* Task details *
Below are some records; work out how many of their lines contain "anlegen" and give the number only.

* Dataset excerpts *
########
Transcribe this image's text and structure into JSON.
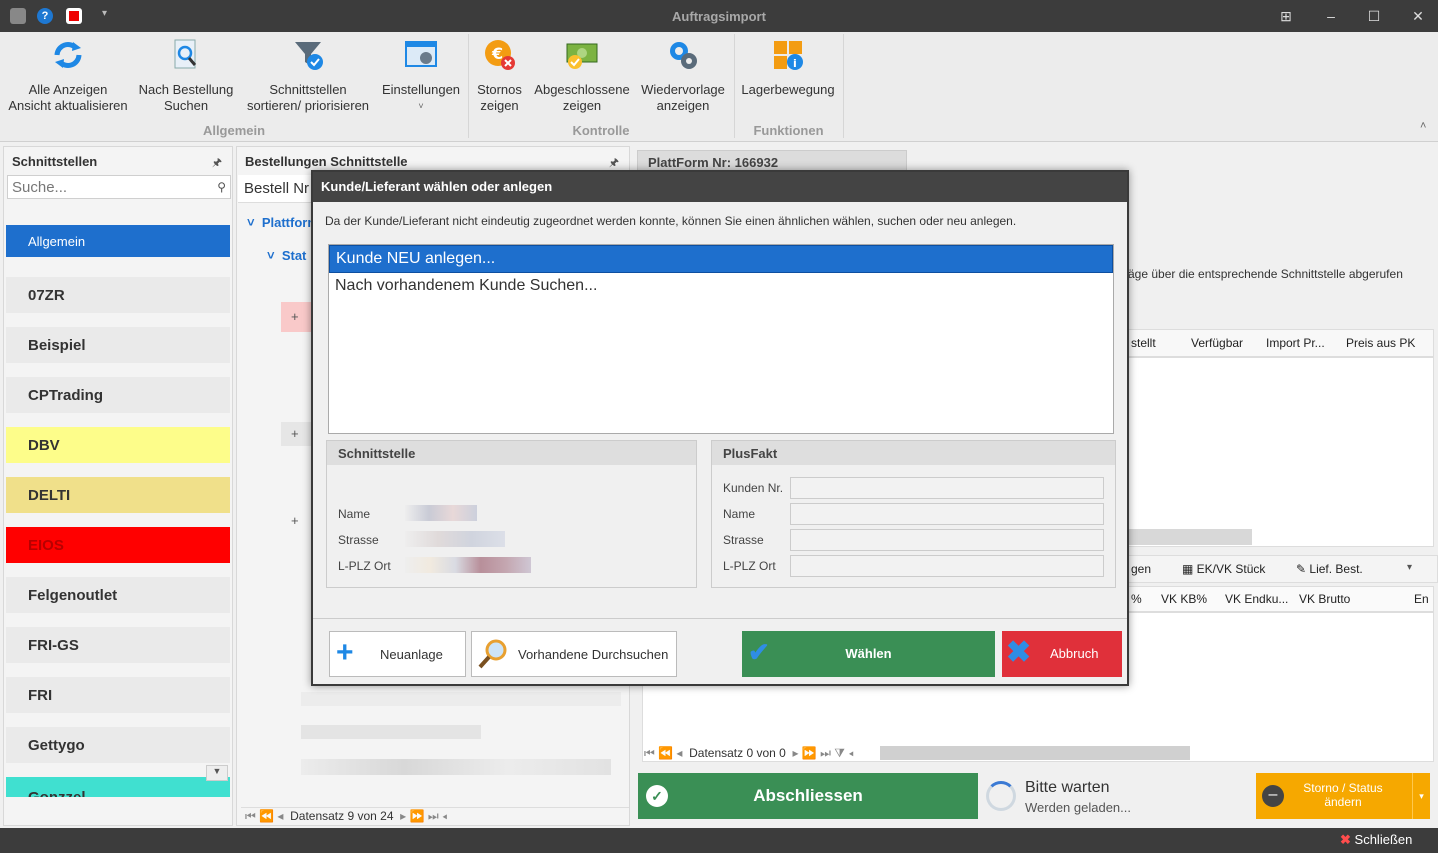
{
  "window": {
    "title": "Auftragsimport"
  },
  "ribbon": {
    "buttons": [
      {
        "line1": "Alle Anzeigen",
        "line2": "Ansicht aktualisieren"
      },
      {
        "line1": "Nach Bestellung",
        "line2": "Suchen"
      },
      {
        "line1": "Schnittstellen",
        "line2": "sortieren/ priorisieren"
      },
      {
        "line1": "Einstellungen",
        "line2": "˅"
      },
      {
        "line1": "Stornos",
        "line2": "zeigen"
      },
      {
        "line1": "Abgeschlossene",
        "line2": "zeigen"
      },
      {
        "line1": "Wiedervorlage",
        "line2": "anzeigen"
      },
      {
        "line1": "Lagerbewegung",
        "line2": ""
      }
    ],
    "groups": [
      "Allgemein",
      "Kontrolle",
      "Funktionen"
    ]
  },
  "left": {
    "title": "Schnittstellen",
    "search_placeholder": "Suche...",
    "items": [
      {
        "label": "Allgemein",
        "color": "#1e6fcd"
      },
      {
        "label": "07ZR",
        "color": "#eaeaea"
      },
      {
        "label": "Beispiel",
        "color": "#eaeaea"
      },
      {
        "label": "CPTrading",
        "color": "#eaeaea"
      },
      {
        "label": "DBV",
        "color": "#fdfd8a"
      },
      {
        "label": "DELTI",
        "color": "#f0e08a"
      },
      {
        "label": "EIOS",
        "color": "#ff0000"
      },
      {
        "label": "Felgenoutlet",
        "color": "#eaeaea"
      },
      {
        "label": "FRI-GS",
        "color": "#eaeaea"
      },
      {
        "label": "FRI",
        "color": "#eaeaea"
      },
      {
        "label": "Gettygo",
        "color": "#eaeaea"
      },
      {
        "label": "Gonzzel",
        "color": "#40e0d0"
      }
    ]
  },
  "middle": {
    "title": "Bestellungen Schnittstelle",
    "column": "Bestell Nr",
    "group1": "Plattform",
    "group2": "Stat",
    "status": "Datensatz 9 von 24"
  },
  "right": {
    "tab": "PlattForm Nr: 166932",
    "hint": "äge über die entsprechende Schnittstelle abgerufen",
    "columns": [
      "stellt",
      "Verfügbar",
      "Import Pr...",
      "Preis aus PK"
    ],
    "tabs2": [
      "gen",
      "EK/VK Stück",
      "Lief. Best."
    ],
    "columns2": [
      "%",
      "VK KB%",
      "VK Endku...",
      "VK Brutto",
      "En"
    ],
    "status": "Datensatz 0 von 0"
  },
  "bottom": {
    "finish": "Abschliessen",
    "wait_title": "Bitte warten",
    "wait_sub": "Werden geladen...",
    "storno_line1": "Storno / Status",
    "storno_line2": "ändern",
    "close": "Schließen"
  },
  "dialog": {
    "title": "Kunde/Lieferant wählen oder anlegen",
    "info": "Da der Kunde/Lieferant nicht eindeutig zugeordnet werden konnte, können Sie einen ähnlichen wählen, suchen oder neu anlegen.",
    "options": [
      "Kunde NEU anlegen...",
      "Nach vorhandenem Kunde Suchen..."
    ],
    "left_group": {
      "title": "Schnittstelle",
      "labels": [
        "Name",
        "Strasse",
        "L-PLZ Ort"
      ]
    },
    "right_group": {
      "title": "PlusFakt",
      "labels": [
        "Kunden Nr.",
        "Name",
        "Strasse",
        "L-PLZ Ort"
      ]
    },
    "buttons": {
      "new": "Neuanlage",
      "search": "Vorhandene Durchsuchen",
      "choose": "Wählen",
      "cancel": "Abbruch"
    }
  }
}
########
* Answer box *
3